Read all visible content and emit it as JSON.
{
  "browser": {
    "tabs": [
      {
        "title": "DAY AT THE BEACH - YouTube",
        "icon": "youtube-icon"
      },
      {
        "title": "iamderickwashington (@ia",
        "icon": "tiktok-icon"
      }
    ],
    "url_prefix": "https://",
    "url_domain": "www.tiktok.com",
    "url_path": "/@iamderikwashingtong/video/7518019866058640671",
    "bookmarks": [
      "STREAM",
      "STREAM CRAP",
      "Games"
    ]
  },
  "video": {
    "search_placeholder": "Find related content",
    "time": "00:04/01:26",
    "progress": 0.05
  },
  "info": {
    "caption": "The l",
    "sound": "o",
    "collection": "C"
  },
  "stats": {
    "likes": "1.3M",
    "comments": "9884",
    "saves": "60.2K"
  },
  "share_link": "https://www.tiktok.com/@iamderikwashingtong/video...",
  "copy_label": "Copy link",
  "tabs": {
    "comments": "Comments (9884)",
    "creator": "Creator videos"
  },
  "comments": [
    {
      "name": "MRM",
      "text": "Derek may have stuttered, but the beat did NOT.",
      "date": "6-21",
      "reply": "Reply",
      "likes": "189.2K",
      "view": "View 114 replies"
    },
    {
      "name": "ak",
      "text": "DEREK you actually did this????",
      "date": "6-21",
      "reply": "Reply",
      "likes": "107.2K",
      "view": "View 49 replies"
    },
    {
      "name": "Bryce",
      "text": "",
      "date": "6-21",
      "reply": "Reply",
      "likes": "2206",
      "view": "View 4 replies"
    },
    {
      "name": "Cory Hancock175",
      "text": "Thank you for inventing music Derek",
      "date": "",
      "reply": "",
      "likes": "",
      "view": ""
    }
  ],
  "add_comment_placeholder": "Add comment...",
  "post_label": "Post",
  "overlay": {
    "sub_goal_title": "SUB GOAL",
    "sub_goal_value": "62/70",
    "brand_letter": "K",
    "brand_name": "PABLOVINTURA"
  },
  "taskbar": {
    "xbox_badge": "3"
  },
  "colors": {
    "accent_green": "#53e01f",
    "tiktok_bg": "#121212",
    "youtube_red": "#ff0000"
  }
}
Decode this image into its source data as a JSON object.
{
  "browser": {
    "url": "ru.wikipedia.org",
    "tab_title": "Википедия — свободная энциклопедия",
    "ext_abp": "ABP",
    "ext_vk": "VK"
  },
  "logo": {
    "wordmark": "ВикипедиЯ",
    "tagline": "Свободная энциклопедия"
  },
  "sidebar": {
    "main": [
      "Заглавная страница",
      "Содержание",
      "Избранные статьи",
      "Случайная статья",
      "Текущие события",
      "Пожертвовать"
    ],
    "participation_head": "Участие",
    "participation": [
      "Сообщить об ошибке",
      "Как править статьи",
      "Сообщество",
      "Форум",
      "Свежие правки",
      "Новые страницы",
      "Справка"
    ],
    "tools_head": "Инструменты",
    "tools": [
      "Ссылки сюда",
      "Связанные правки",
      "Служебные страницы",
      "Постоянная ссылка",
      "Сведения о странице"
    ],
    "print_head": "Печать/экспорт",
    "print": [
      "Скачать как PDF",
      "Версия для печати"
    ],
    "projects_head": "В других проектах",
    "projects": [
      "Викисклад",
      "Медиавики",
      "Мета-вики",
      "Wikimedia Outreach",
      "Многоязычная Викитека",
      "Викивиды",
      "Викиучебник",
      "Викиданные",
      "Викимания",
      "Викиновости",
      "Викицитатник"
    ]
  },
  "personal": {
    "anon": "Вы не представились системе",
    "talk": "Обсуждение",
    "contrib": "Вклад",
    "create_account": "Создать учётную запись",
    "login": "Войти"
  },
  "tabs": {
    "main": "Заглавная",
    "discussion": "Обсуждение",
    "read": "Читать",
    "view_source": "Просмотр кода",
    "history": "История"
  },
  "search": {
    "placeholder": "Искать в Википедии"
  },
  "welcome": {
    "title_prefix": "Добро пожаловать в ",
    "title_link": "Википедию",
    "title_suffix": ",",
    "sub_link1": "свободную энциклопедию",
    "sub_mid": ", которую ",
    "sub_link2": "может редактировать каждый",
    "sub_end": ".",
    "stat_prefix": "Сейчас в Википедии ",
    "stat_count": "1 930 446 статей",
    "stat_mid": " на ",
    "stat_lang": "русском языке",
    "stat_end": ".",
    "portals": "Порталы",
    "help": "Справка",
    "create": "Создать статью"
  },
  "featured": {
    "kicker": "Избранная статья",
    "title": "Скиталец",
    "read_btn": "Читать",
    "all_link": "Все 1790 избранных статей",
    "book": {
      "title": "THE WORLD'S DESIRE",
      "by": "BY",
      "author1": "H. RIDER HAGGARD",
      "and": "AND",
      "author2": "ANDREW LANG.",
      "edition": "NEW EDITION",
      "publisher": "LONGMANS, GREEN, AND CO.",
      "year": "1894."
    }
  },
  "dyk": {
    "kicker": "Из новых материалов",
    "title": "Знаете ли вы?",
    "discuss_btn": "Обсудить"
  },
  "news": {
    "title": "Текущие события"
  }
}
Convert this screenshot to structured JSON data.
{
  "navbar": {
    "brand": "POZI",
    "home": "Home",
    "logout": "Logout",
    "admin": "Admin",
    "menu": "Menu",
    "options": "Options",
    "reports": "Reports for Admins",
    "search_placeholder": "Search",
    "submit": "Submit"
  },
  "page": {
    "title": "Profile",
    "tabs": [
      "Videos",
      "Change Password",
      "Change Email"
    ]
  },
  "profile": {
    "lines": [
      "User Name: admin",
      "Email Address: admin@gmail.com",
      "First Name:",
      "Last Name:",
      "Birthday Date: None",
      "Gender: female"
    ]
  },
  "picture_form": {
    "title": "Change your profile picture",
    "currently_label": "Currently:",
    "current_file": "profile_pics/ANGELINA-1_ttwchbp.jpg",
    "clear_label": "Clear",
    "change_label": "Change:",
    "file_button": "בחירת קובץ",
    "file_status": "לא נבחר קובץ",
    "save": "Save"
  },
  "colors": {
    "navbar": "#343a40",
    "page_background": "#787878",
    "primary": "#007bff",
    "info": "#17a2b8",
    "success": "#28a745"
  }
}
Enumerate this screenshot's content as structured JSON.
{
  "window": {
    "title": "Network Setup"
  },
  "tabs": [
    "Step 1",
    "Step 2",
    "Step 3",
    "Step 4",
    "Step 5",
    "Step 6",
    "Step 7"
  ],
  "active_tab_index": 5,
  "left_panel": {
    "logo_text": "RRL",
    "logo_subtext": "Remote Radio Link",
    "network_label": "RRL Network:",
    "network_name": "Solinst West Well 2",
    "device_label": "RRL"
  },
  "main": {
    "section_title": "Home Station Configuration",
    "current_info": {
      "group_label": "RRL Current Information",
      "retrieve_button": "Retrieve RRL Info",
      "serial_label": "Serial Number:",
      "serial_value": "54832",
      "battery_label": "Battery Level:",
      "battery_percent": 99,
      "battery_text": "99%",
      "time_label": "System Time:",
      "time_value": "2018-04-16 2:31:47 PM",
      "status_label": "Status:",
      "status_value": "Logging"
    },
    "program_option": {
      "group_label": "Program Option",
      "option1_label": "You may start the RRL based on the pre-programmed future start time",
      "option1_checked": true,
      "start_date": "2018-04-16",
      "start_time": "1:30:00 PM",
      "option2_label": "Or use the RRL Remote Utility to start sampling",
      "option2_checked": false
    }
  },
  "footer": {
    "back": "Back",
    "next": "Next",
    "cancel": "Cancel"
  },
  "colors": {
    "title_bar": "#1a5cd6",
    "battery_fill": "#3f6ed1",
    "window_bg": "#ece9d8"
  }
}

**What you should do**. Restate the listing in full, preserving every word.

**Output of the task**.
Read all visible content and emit it as JSON.
{
  "browser": {
    "tabs": [
      {
        "title": "DAY AT THE BEACH - YouTube",
        "icon": "youtube-icon"
      },
      {
        "title": "iamderickwashington (@ia",
        "icon": "tiktok-icon"
      }
    ],
    "url_prefix": "https://",
    "url_domain": "www.tiktok.com",
    "url_path": "/@iamderikwashingtong/video/7518019866058640671",
    "bookmarks": [
      "STREAM",
      "STREAM CRAP",
      "Games"
    ]
  },
  "video": {
    "search_placeholder": "Find related content",
    "time": "00:04/01:26",
    "progress": 0.05
  },
  "info": {
    "caption": "The l",
    "sound": "o",
    "collection": "C"
  },
  "stats": {
    "likes": "1.3M",
    "comments": "9884",
    "saves": "60.2K"
  },
  "share_link": "https://www.tiktok.com/@iamderikwashingtong/video...",
  "copy_label": "Copy link",
  "tabs": {
    "comments": "Comments (9884)",
    "creator": "Creator videos"
  },
  "comments": [
    {
      "name": "MRM",
      "text": "Derek may have stuttered, but the beat did NOT.",
      "date": "6-21",
      "reply": "Reply",
      "likes": "189.2K",
      "view": "View 114 replies"
    },
    {
      "name": "ak",
      "text": "DEREK you actually did this????",
      "date": "6-21",
      "reply": "Reply",
      "likes": "107.2K",
      "view": "View 49 replies"
    },
    {
      "name": "Bryce",
      "text": "",
      "date": "6-21",
      "reply": "Reply",
      "likes": "2206",
      "view": "View 4 replies"
    },
    {
      "name": "Cory Hancock175",
      "text": "Thank you for inventing music Derek",
      "date": "",
      "reply": "",
      "likes": "",
      "view": ""
    }
  ],
  "add_comment_placeholder": "Add comment...",
  "post_label": "Post",
  "overlay": {
    "sub_goal_title": "SUB GOAL",
    "sub_goal_value": "62/70",
    "brand_letter": "K",
    "brand_name": "PABLOVINTURA"
  },
  "taskbar": {
    "xbox_badge": "3"
  },
  "colors": {
    "accent_green": "#53e01f",
    "tiktok_bg": "#121212",
    "youtube_red": "#ff0000"
  }
}
Decode this image into its source data as a JSON object.
{
  "browser": {
    "url": "ru.wikipedia.org",
    "tab_title": "Википедия — свободная энциклопедия",
    "ext_abp": "ABP",
    "ext_vk": "VK"
  },
  "logo": {
    "wordmark": "ВикипедиЯ",
    "tagline": "Свободная энциклопедия"
  },
  "sidebar": {
    "main": [
      "Заглавная страница",
      "Содержание",
      "Избранные статьи",
      "Случайная статья",
      "Текущие события",
      "Пожертвовать"
    ],
    "participation_head": "Участие",
    "participation": [
      "Сообщить об ошибке",
      "Как править статьи",
      "Сообщество",
      "Форум",
      "Свежие правки",
      "Новые страницы",
      "Справка"
    ],
    "tools_head": "Инструменты",
    "tools": [
      "Ссылки сюда",
      "Связанные правки",
      "Служебные страницы",
      "Постоянная ссылка",
      "Сведения о странице"
    ],
    "print_head": "Печать/экспорт",
    "print": [
      "Скачать как PDF",
      "Версия для печати"
    ],
    "projects_head": "В других проектах",
    "projects": [
      "Викисклад",
      "Медиавики",
      "Мета-вики",
      "Wikimedia Outreach",
      "Многоязычная Викитека",
      "Викивиды",
      "Викиучебник",
      "Викиданные",
      "Викимания",
      "Викиновости",
      "Викицитатник"
    ]
  },
  "personal": {
    "anon": "Вы не представились системе",
    "talk": "Обсуждение",
    "contrib": "Вклад",
    "create_account": "Создать учётную запись",
    "login": "Войти"
  },
  "tabs": {
    "main": "Заглавная",
    "discussion": "Обсуждение",
    "read": "Читать",
    "view_source": "Просмотр кода",
    "history": "История"
  },
  "search": {
    "placeholder": "Искать в Википедии"
  },
  "welcome": {
    "title_prefix": "Добро пожаловать в ",
    "title_link": "Википедию",
    "title_suffix": ",",
    "sub_link1": "свободную энциклопедию",
    "sub_mid": ", которую ",
    "sub_link2": "может редактировать каждый",
    "sub_end": ".",
    "stat_prefix": "Сейчас в Википедии ",
    "stat_count": "1 930 446 статей",
    "stat_mid": " на ",
    "stat_lang": "русском языке",
    "stat_end": ".",
    "portals": "Порталы",
    "help": "Справка",
    "create": "Создать статью"
  },
  "featured": {
    "kicker": "Избранная статья",
    "title": "Скиталец",
    "read_btn": "Читать",
    "all_link": "Все 1790 избранных статей",
    "book": {
      "title": "THE WORLD'S DESIRE",
      "by": "BY",
      "author1": "H. RIDER HAGGARD",
      "and": "AND",
      "author2": "ANDREW LANG.",
      "edition": "NEW EDITION",
      "publisher": "LONGMANS, GREEN, AND CO.",
      "year": "1894."
    }
  },
  "dyk": {
    "kicker": "Из новых материалов",
    "title": "Знаете ли вы?",
    "discuss_btn": "Обсудить"
  },
  "news": {
    "title": "Текущие события"
  }
}
Convert this screenshot to structured JSON data.
{
  "navbar": {
    "brand": "POZI",
    "home": "Home",
    "logout": "Logout",
    "admin": "Admin",
    "menu": "Menu",
    "options": "Options",
    "reports": "Reports for Admins",
    "search_placeholder": "Search",
    "submit": "Submit"
  },
  "page": {
    "title": "Profile",
    "tabs": [
      "Videos",
      "Change Password",
      "Change Email"
    ]
  },
  "profile": {
    "lines": [
      "User Name: admin",
      "Email Address: admin@gmail.com",
      "First Name:",
      "Last Name:",
      "Birthday Date: None",
      "Gender: female"
    ]
  },
  "picture_form": {
    "title": "Change your profile picture",
    "currently_label": "Currently:",
    "current_file": "profile_pics/ANGELINA-1_ttwchbp.jpg",
    "clear_label": "Clear",
    "change_label": "Change:",
    "file_button": "בחירת קובץ",
    "file_status": "לא נבחר קובץ",
    "save": "Save"
  },
  "colors": {
    "navbar": "#343a40",
    "page_background": "#787878",
    "primary": "#007bff",
    "info": "#17a2b8",
    "success": "#28a745"
  }
}
Enumerate this screenshot's content as structured JSON.
{
  "window": {
    "title": "Network Setup"
  },
  "tabs": [
    "Step 1",
    "Step 2",
    "Step 3",
    "Step 4",
    "Step 5",
    "Step 6",
    "Step 7"
  ],
  "active_tab_index": 5,
  "left_panel": {
    "logo_text": "RRL",
    "logo_subtext": "Remote Radio Link",
    "network_label": "RRL Network:",
    "network_name": "Solinst West Well 2",
    "device_label": "RRL"
  },
  "main": {
    "section_title": "Home Station Configuration",
    "current_info": {
      "group_label": "RRL Current Information",
      "retrieve_button": "Retrieve RRL Info",
      "serial_label": "Serial Number:",
      "serial_value": "54832",
      "battery_label": "Battery Level:",
      "battery_percent": 99,
      "battery_text": "99%",
      "time_label": "System Time:",
      "time_value": "2018-04-16 2:31:47 PM",
      "status_label": "Status:",
      "status_value": "Logging"
    },
    "program_option": {
      "group_label": "Program Option",
      "option1_label": "You may start the RRL based on the pre-programmed future start time",
      "option1_checked": true,
      "start_date": "2018-04-16",
      "start_time": "1:30:00 PM",
      "option2_label": "Or use the RRL Remote Utility to start sampling",
      "option2_checked": false
    }
  },
  "footer": {
    "back": "Back",
    "next": "Next",
    "cancel": "Cancel"
  },
  "colors": {
    "title_bar": "#1a5cd6",
    "battery_fill": "#3f6ed1",
    "window_bg": "#ece9d8"
  }
}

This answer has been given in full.